The Minister of State for Culture and the Media, Monika Grütters, the directors of the German museums belonging to the Benin Dialogue Group, the responsible Cultural Affairs Ministers of the Länder, and the Foreign Office met digitally on April 29, 2021 and agreed on a declaration on the handling of the Benin-Bronzes in German museums and institutions. The participants were in agreement that addressing Germany’s colonial past is an important issue for the whole of society and a core task for cultural policy. Fundamental political agreements have been reached and major steps taken in Germany over the past few years. Furthermore, German museums and institutions have implemented numerous measures to address the history and origin of their holdings. These include returning human remains and cultural objects from colonial contexts to their countries and societies of origin.

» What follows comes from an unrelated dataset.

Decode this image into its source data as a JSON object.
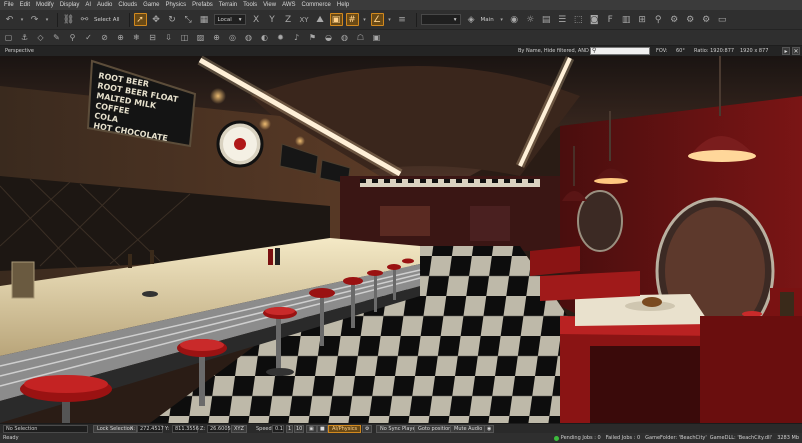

In addition, the participants agreed to, 1. create extensive transparency with regard to the Benin Bronzes in their collections and exhibitions; 2. hold further coordinated talks on returns and future cooperation with the Nigerian side at an early date; in this context, one aim will be to reach an understanding with the Nigerian partners on how Benin Bronzes can continue to be shown in Germany; 3. determine concrete actions and a timetable for the upcoming talks. The Statement on the handling of the Benin Bronzes in German museums and institutions can be found here.

Database of the Benin-Bronzes in Germany

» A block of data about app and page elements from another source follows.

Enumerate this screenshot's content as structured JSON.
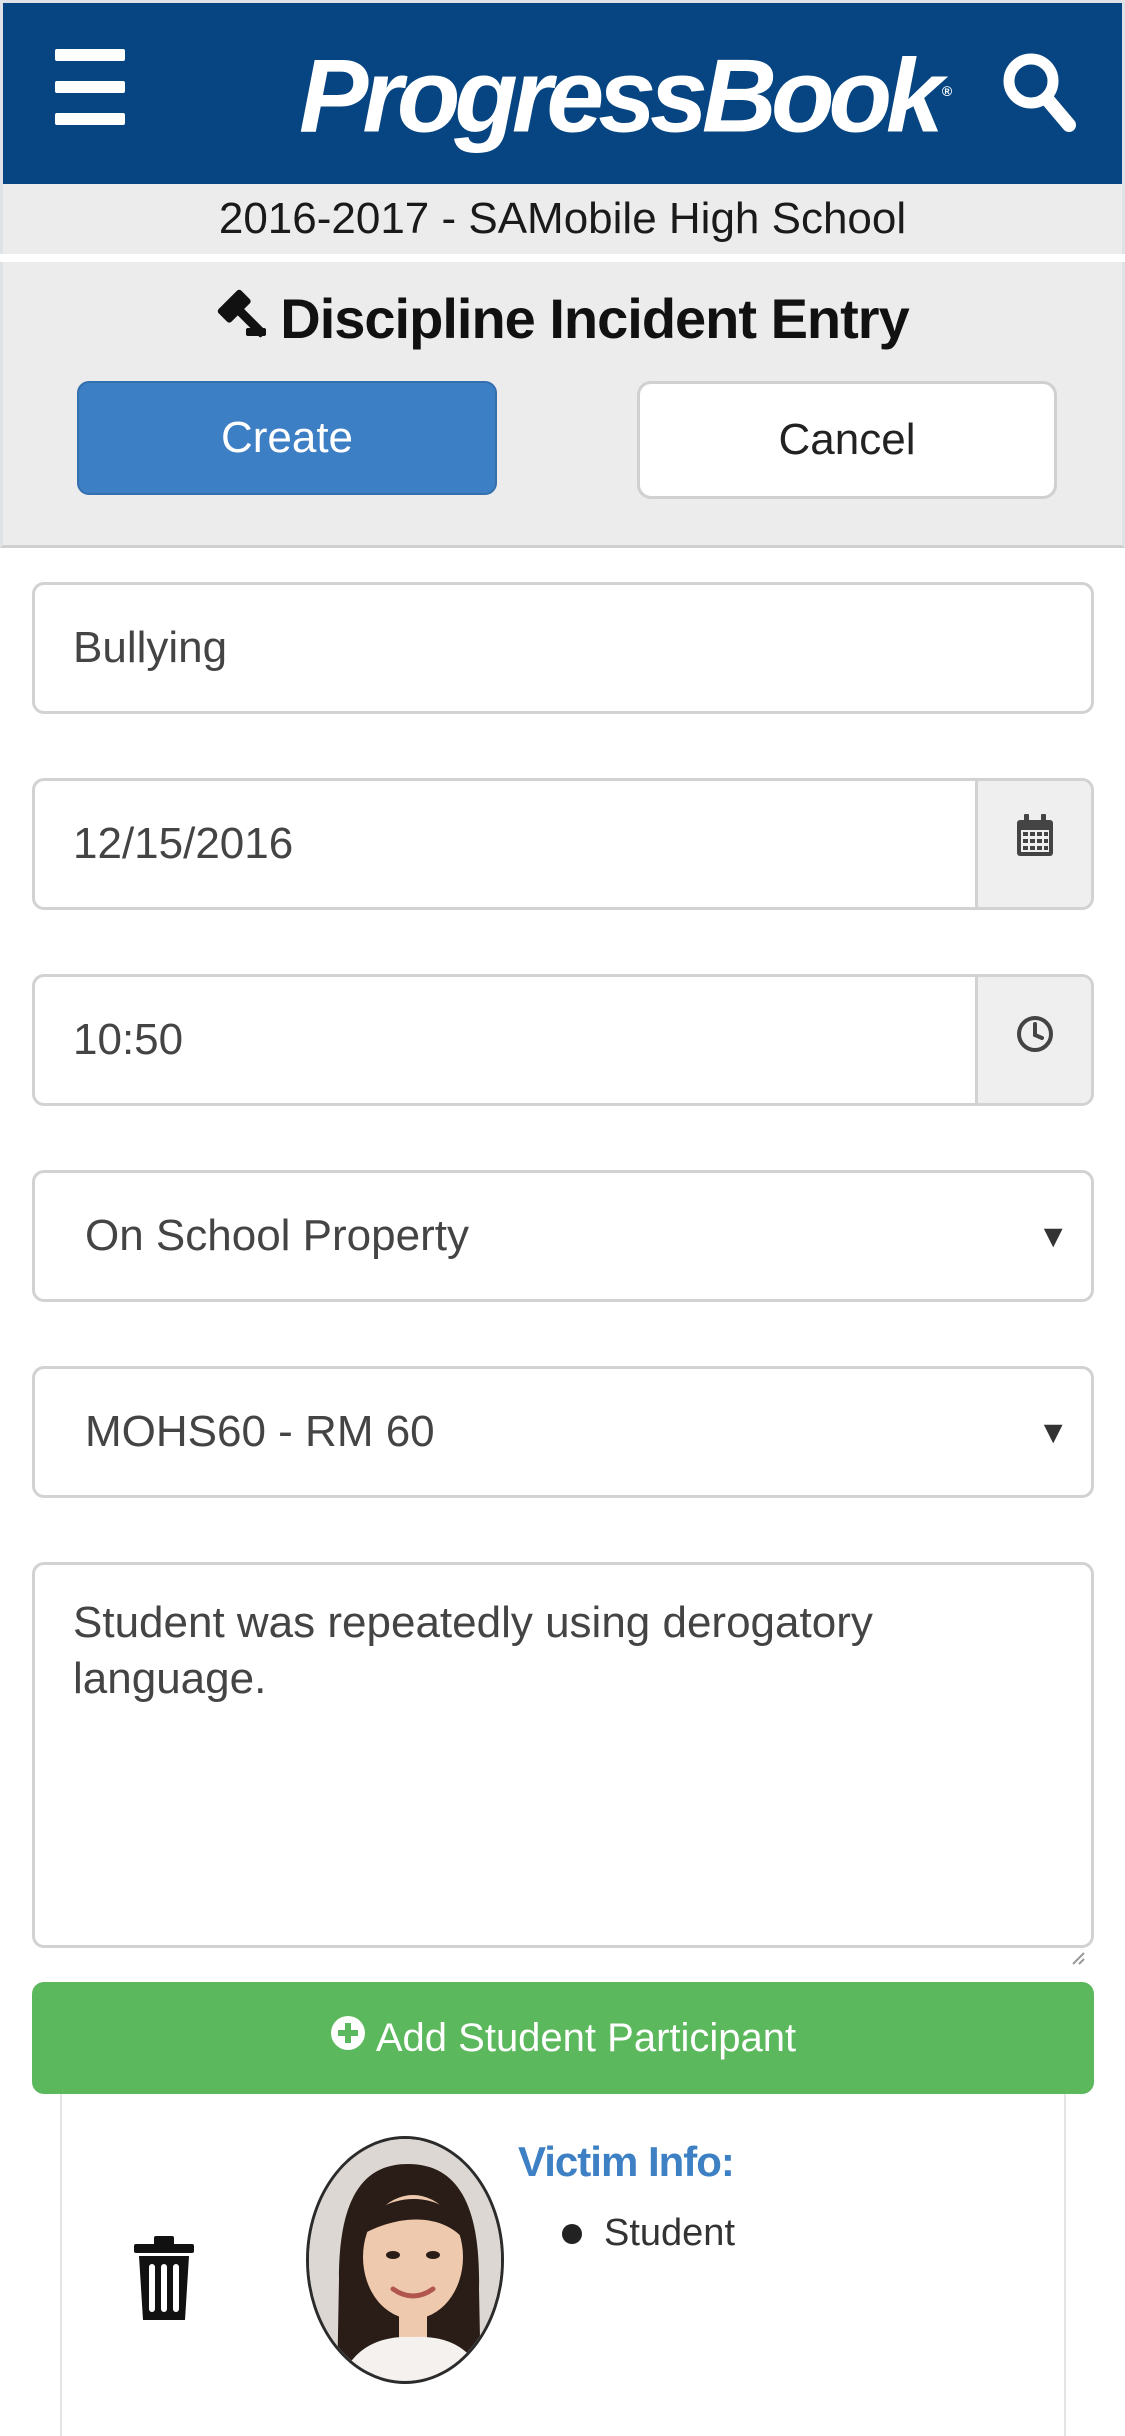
{
  "header": {
    "logo_text": "ProgressBook",
    "logo_mark": "®",
    "brand_color": "#064582",
    "menu_icon": "hamburger-menu-icon",
    "search_icon": "search-icon"
  },
  "school_label": "2016-2017 - SAMobile High School",
  "page": {
    "title": "Discipline Incident Entry",
    "title_icon": "gavel-icon"
  },
  "actions": {
    "create_label": "Create",
    "cancel_label": "Cancel",
    "create_color": "#3d7fc4"
  },
  "form": {
    "incident_type": "Bullying",
    "date": "12/15/2016",
    "date_icon": "calendar-icon",
    "time": "10:50",
    "time_icon": "clock-icon",
    "location": "On School Property",
    "room": "MOHS60 - RM 60",
    "description": "Student was repeatedly using derogatory language."
  },
  "add_participant": {
    "label": "Add Student Participant",
    "icon": "plus-circle-icon",
    "color": "#5cb85c"
  },
  "participant": {
    "heading": "Victim Info:",
    "role": "Student",
    "delete_icon": "trash-icon",
    "heading_color": "#3d80c4"
  }
}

In order to ensure the greatest possible transparency regarding the handling of the Benin Bronzes, it was agreed that the Contact Point for Collections from Colonial Contexts in Germany, funded jointly by the Federation and the Länder (the Contact Point), will publish a list of all Benin Bronzes held in the museums on its website (www.cp3c.org) by 15 June 2021 – in addition to the information on museums’ own websites. In addition, the museums will provide comprehensive documentation of the provenance of these objects and make it publicly accessible on the Contact Point’s website by the end of 2021. Where Benin Bronzes are shown in exhibitions, comprehensive information will be provided on their acquisition context.

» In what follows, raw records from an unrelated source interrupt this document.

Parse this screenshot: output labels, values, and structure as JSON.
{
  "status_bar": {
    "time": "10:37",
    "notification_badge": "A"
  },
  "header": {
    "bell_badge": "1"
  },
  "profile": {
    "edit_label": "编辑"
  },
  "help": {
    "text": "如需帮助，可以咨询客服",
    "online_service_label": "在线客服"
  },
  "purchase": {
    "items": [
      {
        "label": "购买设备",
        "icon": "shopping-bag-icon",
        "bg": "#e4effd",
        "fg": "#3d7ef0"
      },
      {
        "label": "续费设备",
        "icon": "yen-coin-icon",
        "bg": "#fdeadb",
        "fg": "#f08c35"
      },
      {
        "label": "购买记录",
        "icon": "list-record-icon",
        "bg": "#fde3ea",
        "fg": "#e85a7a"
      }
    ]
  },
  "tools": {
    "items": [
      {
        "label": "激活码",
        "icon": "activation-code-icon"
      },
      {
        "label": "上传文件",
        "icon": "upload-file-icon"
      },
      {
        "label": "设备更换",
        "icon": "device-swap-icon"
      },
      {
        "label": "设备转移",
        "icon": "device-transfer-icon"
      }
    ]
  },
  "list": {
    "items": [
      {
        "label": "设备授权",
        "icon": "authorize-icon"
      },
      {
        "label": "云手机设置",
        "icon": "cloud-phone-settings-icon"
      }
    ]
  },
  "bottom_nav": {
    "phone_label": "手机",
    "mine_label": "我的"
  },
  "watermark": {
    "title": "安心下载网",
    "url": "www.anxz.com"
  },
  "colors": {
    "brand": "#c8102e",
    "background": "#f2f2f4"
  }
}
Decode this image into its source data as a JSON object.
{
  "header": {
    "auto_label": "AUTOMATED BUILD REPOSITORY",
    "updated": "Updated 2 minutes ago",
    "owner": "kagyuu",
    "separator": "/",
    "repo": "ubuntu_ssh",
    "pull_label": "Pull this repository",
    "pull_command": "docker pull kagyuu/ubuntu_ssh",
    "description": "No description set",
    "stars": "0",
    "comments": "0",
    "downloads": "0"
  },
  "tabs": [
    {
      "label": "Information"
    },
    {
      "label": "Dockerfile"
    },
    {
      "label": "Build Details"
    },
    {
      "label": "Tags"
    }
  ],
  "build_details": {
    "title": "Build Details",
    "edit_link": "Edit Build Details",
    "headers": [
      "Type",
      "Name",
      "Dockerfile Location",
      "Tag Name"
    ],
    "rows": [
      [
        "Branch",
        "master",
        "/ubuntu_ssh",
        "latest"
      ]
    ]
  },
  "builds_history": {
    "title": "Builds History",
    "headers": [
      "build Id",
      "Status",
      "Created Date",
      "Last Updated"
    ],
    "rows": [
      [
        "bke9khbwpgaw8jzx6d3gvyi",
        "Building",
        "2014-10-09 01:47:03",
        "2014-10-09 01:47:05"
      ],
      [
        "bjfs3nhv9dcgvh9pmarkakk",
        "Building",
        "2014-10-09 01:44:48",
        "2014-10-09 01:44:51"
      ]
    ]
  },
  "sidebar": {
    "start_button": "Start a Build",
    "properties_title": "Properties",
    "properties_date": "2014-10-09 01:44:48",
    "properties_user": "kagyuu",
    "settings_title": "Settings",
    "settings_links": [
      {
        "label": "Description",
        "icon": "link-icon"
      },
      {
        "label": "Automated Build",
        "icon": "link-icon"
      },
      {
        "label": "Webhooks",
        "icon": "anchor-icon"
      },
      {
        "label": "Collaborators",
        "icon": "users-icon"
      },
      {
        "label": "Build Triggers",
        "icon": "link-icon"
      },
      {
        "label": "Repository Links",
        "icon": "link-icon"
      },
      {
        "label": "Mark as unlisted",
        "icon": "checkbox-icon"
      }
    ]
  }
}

The database of the Benin-Bronzes in Germany developed by the German Contact Point for Collections from Colonial Contexts can be accessed here.

The database includes informational on the objects that are commonly categorized as "Benin-Bronzes" and which are held in German museums. This categorization refers to court art and historical objects of the Kingdom of Benin (today part of Nigeria) that were plundered by British troops in 1897.

The database will be updated regularly and information from other institutions with relevant collections of Benin-Bronzes in Germany will be included. In addition, data quality will be improved continuously (image quality, dealing with inconsistencies, translation of German terms into English). At present (15 June 2021), the database presents information of the following German museums that are part of the Benin Dialogue Group:

Ethnological Museum of the Staatlichen Museen zu Berlin, Stiftung Preußischer Kulturbesitz

503 historical objects made in the Kingdom of Benin are part of the collections of the Ethnologisches Museum today and two bronzes are in the collections of the Museum Berggruen. A list offers an overview of these objects, as well as how and when they came into the Berlin collections.

Linden-Museum Stuttgart

Museum am Rothenbaum. Kulturen und Künste der Welt (MARKK) in Hamburg

Rautenstrauch Joest Museum – Kulturen der Welt in Köln

A directory of the Benin Collection in the Rautenstrauch-Joest-Museum can be found here.

Ethnographic Museums of Saxony within the consortium of the Staatliche Kunstsammlungen Dresden (SKD)

 

 

This website will be updated regularly in the coming days.